The Internet has become a major source of health information for women, but information placed on the World Wide Web does not routinely undergo a peer review process before dissemination. In this study, we present an analysis of 197 infertility-related Web sites for quality and accountability, using JAMA's minimal core standards for responsible print. Only 2% of the web sites analyzed met all four recommended standards, and 50.8% failed to report any of the four. Commercial web sites were more likely to fail to meet minimum standards (71.2%) than those with educational (46.8%) or supportive (29.8%) elements. Web sites with educational and informational components were most common (70.6%), followed by commercial sites (52.8%) and sites that offered a forum for infertility support and activism (28.9%). Internet resources available to infertile patients are at best variable. The current state of infertility-related materials on the World Wide Web offers unprecedented opportunities to improve services to a growing number of e-health users. Because of variations in quality of site content, women's health clinicians must assume responsibility for a new role as information monitor. This study provides assessment tools clinicians can apply and share with clients.

Publication types

  • Evaluation Study

MeSH terms
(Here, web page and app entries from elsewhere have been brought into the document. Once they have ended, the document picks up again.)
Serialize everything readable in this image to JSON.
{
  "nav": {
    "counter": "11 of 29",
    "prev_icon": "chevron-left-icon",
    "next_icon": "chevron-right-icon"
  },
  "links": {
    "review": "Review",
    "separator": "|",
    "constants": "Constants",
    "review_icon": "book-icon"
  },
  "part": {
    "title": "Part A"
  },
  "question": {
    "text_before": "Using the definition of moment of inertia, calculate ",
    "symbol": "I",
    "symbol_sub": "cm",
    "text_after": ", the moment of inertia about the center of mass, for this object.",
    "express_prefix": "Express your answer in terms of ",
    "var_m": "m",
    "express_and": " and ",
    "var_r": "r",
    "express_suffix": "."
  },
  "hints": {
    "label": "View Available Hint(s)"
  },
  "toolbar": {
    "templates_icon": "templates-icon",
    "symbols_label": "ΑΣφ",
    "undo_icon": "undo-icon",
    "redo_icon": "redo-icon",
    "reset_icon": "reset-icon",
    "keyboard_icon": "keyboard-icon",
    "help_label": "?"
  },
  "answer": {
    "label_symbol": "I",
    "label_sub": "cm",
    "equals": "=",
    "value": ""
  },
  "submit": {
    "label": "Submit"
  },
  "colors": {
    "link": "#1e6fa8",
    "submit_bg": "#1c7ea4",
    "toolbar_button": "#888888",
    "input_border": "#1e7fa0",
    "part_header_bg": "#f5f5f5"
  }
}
  • Authorship
  • Humans
  • Infertility*
  • Information Storage and Retrieval / methods
  • Information Systems / standards*
  • Internet* / standards
  • Marketing of Health Services / methods
  • Patient Education as Topic / methods
  • Patient Education as Topic / standards
  • Social Support